When it was safe to do so, the data center people ventured outside. They saw routine returning as people emerged from shelters, turned on their cellphones, and reached out to friends and family. They may have never spared a thought for why points of sale were working when they restocked essential supplies.
America has come to rely on these services. Perhaps we should wonder what would happen if they were to fail. Much the same happened with Hurricane Irma. The system held, enabling life to return thanks to cellular and internet connectivity. We should spare a thought for the stalwarts who kept systems running.
Back on the Ground in the World of Business
The Seattle-based Uptime Institute rates dater centers against four tiers of resiliency. These are data center design, construction, management, and operations against extreme events such as storms, earthquakes and run-of-the-mill power failures. The institute’s rigorous tests begin with ‘pulling the plug and seeing what happens’. It can be said that grid reliability contributed greatly to Houston’s data centers prevailing over hurricane Harvey.
How Do You Know Whether Your IT Will Survive a Hurricane?
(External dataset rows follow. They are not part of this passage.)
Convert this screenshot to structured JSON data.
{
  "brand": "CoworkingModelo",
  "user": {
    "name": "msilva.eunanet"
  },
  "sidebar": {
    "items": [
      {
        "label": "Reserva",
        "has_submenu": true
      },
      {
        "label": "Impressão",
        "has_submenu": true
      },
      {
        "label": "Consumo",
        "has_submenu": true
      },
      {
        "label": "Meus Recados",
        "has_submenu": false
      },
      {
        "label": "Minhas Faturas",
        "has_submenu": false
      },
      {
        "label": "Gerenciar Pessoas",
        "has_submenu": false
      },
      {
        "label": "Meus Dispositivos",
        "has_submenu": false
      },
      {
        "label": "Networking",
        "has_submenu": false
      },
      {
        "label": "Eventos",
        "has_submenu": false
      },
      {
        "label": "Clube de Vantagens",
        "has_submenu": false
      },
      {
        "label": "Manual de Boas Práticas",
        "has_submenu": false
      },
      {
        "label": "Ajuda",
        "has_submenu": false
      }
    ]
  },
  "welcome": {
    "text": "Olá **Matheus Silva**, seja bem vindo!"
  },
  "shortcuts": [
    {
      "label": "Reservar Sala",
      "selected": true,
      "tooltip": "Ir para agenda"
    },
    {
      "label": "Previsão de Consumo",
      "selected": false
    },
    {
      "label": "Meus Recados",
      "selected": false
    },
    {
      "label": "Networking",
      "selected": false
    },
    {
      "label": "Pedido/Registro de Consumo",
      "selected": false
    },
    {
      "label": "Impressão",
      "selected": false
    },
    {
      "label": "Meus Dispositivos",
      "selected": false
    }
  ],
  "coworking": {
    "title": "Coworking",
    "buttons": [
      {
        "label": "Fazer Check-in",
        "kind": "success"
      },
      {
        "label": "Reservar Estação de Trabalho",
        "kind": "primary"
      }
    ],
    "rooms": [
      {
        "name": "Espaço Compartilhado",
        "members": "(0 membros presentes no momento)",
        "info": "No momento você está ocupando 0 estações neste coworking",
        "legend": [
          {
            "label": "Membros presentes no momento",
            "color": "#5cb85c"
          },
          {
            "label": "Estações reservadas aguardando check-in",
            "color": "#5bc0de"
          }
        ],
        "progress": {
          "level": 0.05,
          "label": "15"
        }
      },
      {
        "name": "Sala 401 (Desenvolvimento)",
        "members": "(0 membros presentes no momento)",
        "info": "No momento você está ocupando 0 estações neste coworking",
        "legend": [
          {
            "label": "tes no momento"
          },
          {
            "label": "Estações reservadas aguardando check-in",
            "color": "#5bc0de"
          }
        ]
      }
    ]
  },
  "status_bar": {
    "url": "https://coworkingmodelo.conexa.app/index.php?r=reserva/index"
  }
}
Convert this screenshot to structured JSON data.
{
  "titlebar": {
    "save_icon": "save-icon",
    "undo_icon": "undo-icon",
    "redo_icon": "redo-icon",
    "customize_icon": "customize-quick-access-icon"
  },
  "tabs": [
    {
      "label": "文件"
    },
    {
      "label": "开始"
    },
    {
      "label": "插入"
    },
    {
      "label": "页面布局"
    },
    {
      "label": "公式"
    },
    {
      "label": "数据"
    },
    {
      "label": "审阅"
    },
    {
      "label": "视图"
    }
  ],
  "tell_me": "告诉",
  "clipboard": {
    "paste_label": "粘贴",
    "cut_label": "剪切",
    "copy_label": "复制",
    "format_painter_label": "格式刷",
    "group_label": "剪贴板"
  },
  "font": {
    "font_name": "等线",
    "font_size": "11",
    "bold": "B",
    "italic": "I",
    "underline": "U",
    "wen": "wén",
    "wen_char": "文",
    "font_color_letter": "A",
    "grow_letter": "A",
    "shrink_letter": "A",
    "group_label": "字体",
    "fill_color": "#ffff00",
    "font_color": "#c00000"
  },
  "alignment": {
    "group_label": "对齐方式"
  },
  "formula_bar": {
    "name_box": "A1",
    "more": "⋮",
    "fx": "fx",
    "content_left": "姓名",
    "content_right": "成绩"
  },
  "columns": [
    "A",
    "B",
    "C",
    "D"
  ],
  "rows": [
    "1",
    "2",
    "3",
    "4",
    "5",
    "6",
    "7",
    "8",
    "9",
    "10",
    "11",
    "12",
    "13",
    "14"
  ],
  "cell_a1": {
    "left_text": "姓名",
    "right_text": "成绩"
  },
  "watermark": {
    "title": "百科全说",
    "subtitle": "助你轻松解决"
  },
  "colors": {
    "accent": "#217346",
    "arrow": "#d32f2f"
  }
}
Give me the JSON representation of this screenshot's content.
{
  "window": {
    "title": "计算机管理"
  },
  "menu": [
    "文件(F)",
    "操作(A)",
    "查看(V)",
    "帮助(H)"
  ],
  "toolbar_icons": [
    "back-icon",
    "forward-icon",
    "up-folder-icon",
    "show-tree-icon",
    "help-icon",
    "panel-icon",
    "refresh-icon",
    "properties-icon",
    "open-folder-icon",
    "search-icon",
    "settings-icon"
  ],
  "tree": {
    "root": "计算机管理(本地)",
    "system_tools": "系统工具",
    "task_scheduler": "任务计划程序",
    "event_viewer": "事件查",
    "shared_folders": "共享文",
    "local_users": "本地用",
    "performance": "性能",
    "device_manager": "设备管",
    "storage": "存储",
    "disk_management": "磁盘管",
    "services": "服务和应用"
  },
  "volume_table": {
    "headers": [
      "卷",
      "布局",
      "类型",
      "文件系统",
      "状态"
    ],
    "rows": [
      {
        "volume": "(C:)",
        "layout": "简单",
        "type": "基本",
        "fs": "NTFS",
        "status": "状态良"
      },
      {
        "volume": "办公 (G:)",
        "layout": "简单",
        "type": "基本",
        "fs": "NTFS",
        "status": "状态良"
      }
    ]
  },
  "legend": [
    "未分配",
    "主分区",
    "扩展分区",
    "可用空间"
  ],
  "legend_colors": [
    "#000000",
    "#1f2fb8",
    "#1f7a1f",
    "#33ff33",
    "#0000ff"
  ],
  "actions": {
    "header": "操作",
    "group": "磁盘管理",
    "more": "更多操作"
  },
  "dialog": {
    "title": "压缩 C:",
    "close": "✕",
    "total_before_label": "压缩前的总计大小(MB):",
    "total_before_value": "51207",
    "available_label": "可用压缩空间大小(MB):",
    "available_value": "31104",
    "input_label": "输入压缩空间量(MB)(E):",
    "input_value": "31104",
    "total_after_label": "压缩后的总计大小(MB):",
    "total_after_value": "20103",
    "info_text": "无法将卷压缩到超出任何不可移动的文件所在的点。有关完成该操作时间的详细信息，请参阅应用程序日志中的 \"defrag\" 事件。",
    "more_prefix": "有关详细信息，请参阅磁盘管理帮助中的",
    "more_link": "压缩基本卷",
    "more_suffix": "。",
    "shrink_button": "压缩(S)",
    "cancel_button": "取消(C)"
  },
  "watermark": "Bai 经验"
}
This question applies whether you use IT service or provide them. Network World is concerned some data centers are ill-prepared for extreme weather. It says this is an increasing concern for small and medium-size businesses, which now face the prospect of multiple-day power outages.
Network World wonders whether their own power and cooling infrastructures will be able to support short or long-term periods off grid. Batteries cannot last forever, and they need regular replacement before they fail. Some power management and UPS systems may be decades old, and only remembered when extreme weather threatens. The possibility of utilities and data centers failing simultaneously is no longer that remote.
We as an industry have passed the point where we hope our backup strategies work without really testing them. The future is wetter and windier than when we installed or signed up to them. It is time for datacenters and cloud providers to ensure reliability through properly designed redundancy and actual testing. This often falls out of the scope of traditional IT personnel as these tests are mostly within the disciplines of electrical and mechanical. Having expert staff in these areas is the hallmark of a good colocation provider, who has trained personnel focused entirely on reliability and their reputation is staked upon providing continuity day in and day out.
It has become extremely important for cities, cloud providers, and businesses to review their ability to survive an extreme weather event.
We Should Not Allow Houston’s Harvey Survival to Drop Our Guard
Houston’s data centers did a superb job of keeping city business information running. However, they relied on the reticulation infrastructure to deliver their services to their customers. These customers should ask themselves ‘what if’ the reticulation infrastructure fails. If we are above the flood level how will we keep operating?
A business without data is a shell that cannot function. We should never assume the impossible will not happen. Weather events are becoming more extreme and we must remain vigilant about our data. We should not forget the lessons of Hurricane Harvey. Because one day an even more extreme one may rise.